Berlusconi under growing pressure to sort out finances
ITALY:ITALIAN PRIME minister Silvio Berlusconi is coming under mounting pressure from Europe to take command of his ailing public finances after a dressing down in Brussels by German chancellor Angela Merkel and French president Nicolas Sarkozy.
With the European Central Bank already in the market for Italian sovereign bonds, the focus on Mr Berlusconi reflects fear in Europe that Rome might need special aid from the euro zone bailout fund to complete a looming recapitalisation of Italian banks.
In addition to a pre-summit meeting with Dr Merkel and Mr Sarkozy, Mr Berlusconi was also summoned to meet European Council president Herman Van Rompuy and European Commission chief José Manuel Barroso before other EU leaders gathered to discuss the debt crisis.
“Italy has great economic strength, but Italy does also have a very high level of debt and that has to be reduced in a credible way in the years ahead,” Dr Merkel told reporters in a mid-summit briefing.
Referring to Europe’s effort to boost banks and the bailout fund, Dr Merkel said confidence in the country “won’t result merely from a firewall”. At issue in the talks was the need for Italy to pursue policies “orientated towards growth and reducing indebtedness. Both have to go hand in hand,” she said.
The chancellor described the talks as a “conversation between friends” with “a great and important partner for the euro area”, saying Mr Berlusconi “is our interlocutor and obviously we do have confidence in him”.
However, sources briefed on the pre-summit talks said the Italian leader was left in no doubt of the need to swiftly execute a €54 billion austerity programme.
Mr Berlusconi reluctantly embarked on the plan in the face of pressure from the ECB, but his government has wavered over the detailed elements of the taxation and spending measures.
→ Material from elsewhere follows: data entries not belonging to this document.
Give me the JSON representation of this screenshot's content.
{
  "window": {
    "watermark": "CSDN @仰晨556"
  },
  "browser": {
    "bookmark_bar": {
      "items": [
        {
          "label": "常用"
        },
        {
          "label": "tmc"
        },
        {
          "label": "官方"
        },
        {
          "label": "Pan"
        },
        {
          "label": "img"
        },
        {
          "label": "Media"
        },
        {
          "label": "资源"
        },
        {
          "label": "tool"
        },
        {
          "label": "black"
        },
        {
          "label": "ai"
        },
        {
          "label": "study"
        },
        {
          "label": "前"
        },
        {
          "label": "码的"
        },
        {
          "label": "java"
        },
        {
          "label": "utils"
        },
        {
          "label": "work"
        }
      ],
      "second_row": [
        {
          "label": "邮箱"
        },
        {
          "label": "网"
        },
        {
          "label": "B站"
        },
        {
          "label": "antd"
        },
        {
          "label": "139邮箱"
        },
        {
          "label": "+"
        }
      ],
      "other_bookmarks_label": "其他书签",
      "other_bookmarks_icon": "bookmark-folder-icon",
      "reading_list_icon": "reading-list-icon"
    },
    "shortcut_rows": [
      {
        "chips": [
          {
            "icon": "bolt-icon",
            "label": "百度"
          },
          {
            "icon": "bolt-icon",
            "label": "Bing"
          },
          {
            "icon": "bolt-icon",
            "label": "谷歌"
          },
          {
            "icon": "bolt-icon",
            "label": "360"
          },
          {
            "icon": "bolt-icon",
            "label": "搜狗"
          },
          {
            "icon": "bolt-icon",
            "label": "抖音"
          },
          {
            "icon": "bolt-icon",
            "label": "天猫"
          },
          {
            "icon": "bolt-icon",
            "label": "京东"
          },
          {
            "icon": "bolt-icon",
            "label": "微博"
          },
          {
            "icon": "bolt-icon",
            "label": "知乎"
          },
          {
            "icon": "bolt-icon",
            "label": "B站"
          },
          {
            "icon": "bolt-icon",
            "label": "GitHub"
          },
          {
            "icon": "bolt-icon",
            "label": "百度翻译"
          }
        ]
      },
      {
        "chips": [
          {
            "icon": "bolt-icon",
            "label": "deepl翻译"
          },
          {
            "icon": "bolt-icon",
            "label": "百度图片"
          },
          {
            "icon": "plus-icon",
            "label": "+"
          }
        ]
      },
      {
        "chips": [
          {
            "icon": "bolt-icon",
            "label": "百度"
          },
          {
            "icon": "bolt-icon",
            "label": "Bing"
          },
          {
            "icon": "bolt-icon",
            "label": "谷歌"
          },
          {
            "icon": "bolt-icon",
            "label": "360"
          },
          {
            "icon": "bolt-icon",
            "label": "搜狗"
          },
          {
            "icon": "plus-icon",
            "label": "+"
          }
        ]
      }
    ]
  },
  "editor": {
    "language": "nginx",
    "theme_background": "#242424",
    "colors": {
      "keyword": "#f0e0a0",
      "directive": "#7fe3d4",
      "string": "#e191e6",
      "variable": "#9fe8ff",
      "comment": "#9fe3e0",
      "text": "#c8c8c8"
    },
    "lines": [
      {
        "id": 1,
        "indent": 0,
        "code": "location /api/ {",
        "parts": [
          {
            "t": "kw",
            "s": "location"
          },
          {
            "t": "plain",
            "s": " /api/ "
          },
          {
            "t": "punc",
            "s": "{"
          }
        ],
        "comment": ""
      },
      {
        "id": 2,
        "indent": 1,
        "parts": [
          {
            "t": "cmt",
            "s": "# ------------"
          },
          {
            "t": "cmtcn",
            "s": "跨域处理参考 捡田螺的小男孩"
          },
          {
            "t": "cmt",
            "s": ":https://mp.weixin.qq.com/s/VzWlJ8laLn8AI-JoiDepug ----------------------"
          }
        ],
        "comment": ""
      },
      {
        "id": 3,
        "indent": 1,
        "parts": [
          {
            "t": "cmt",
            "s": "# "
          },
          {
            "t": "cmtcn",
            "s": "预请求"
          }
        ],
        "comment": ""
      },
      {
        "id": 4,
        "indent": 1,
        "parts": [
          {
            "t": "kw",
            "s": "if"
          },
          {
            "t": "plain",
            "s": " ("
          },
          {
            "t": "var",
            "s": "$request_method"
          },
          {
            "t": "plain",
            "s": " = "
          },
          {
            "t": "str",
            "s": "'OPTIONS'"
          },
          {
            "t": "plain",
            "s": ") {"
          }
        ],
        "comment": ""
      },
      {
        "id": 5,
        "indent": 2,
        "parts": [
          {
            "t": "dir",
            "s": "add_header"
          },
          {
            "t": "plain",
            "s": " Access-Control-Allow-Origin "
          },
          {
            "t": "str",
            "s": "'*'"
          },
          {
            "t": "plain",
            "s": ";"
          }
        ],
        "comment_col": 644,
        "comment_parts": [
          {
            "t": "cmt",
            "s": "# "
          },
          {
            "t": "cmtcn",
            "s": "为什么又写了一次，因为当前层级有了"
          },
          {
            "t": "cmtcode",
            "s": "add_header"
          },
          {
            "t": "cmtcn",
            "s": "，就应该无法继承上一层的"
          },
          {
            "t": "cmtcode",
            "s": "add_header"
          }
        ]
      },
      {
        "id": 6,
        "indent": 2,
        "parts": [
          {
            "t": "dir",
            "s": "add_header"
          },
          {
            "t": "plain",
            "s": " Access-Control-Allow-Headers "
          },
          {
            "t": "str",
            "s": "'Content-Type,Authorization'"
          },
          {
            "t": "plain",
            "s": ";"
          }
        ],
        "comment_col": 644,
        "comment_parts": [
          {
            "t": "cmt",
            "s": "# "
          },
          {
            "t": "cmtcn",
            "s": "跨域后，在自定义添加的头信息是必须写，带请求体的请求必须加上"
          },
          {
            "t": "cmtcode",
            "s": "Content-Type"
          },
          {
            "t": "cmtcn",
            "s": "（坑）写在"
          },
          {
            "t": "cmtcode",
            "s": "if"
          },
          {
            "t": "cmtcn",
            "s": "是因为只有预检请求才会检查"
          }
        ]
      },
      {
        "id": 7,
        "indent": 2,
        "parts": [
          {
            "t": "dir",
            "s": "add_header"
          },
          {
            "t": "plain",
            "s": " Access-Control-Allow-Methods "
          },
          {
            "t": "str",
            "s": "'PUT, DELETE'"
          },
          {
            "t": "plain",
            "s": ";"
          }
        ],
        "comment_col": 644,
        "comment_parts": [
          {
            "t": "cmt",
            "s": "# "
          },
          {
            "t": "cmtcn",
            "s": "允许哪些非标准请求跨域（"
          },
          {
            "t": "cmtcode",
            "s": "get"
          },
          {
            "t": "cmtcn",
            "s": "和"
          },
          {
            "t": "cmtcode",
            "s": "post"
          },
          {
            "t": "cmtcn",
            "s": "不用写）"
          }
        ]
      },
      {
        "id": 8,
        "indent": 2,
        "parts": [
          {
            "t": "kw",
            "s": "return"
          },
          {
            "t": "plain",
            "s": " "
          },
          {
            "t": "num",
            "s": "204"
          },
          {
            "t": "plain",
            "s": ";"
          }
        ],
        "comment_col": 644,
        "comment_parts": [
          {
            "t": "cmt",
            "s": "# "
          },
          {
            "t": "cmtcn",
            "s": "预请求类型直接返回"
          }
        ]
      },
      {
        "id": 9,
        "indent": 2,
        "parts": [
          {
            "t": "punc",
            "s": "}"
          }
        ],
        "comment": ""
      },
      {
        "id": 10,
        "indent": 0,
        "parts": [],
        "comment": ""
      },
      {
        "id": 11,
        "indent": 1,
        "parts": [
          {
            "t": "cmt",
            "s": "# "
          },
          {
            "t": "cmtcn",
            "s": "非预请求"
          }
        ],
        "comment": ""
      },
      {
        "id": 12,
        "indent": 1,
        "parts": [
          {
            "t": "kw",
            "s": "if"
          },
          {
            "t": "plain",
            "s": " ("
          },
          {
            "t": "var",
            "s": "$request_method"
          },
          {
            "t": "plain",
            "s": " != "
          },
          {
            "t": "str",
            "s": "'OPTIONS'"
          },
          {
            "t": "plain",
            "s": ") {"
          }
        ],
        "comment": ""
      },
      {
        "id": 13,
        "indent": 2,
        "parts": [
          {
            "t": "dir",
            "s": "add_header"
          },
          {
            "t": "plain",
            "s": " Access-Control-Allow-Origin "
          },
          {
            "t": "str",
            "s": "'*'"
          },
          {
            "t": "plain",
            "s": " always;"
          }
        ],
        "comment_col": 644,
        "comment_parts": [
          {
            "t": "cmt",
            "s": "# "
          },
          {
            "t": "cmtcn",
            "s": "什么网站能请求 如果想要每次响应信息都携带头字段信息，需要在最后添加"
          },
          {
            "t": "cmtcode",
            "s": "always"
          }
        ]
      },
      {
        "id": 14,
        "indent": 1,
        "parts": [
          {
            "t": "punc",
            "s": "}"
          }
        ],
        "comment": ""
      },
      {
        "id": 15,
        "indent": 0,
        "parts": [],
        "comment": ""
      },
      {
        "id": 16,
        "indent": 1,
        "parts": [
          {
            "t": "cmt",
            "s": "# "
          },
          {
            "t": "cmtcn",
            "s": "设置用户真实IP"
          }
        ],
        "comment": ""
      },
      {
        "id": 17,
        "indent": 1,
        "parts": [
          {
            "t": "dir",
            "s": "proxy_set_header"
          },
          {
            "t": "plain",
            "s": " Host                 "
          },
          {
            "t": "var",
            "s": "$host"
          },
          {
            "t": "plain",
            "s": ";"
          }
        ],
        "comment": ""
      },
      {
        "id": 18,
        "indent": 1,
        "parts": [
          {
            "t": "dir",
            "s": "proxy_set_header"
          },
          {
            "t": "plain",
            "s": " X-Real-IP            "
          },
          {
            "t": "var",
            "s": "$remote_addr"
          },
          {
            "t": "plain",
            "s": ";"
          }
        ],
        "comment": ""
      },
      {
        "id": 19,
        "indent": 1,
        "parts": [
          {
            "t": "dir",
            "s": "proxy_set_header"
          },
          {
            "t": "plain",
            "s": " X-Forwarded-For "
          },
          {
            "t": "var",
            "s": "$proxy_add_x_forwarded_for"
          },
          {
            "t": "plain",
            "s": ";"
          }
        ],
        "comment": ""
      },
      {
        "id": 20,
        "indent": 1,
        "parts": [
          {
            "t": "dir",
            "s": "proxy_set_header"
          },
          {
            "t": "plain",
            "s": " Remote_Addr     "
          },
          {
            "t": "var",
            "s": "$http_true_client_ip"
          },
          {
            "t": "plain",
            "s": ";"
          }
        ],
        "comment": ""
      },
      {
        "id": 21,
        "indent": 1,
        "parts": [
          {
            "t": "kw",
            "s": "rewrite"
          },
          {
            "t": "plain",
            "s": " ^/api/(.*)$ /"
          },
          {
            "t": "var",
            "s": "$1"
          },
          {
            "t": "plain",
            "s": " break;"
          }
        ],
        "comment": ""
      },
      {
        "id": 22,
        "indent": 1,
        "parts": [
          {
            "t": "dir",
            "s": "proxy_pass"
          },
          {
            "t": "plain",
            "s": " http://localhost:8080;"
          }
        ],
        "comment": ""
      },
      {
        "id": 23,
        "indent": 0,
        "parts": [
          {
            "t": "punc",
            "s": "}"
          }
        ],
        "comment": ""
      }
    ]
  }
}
The exchanges in Brussels come as the prime minister weather the “bunga bunga” sex scandal, an affair which has seriously undermined Mr Berlusconi in the eyes of his European counterparts.
As a result, there are doubts in Europe about his government’s willingness hold the line on the austerity drive and to tackle badly-need structural reforms.
Although Spain has been in the firing line of the debt crisis for more than a year, senior European figures now speak of Italy as the weakest link in the euro zone.
Italian media reports have been highlighting the comments of an unnamed diplomat who suggested that Mr Berlusconi is “too sure of himself” and “lacks credibility” in the drive to guide Italy through the euro zone crisis.
When Mr Sarkozy was asked whether he had confidence in the Italian government to carry out economic reforms, he said he had confidence in the country’s authorities generally.
“Let’s trust the sense of responsibility of the Italian authorities as a whole,” Mr Sarkozy said.
When he arrived yesterday’s the summit, the prime minister delivered a quintessential Berlusconi reply to the question as to whether he would pass the “test” set by the European Council. “I’ve never failed an exam in my life,” he declared.
Italy’s debt load – at 118 per cent of gross domestic product – is one of the world’s largest.
Dr Merkel had already expressed concern about Italy in a speech in Germany on Saturday.
If Italy’s debt remained close to 120 percent of GDP, she said, “it won’t matter how high the protective wall is because it won’t help win back the markets’ confidence”.
In Rome and in Brussels yesterday, the focus on Mr Berlusconi prompted officials to recall phone-tap transcripts in which he apparently made less-than-diplomatic comments about the chancellor and Mr Sarkozy’s Italian wife, Carla Bruni-Sarkozy.
EURO CRISIS: IN NUMBERS
€440 BILLION: the bailout fund available to member states in crisis, including Ireland, through the European Financial Stability Fund.
€1 TRILLION: the scale of the fund that EU leaders have been talking about this weekend.
€2 TRILLION: the amount that many experts suggest is required to provide the “firepower” to deal decisively with the crisis.
6: euro zone countries with triple A rating.
€100 BILLION: the amount of fresh capital required for banks exposed to Greek sovereign debt.
13: the number of summits held by EU leaders over past 21 months.
1,826: the number of journalists accredited to cover the summit.
€109 BILLION: the amount the EU- IMF troika agreed to fund Greece in the second bailout in July.
€444 BILLION: the amount of the possible Greek shortfall on its debt repayments by the end of the decade as it continues to fail in meeting its obligations, according to a report prepared for the troika.
21 PER CENT: the amount of the haircut agreed by banks and other private investors in Green repayments on its sovereign debt.
60 PER CENT: the haircut that may be required to be applied by banks and private investors to limit the Greek bailout to €109 billion.
50 PER CENT: the figure for the haircut that seemed most likely to emerge from the summit last night.
€66 BILLION: the amount that was expected to be raised by Greek privatisation programmes when it was announced.
€46 BILLION: the maximum amount now expected to be raised through the sale of Greek state assets and companies.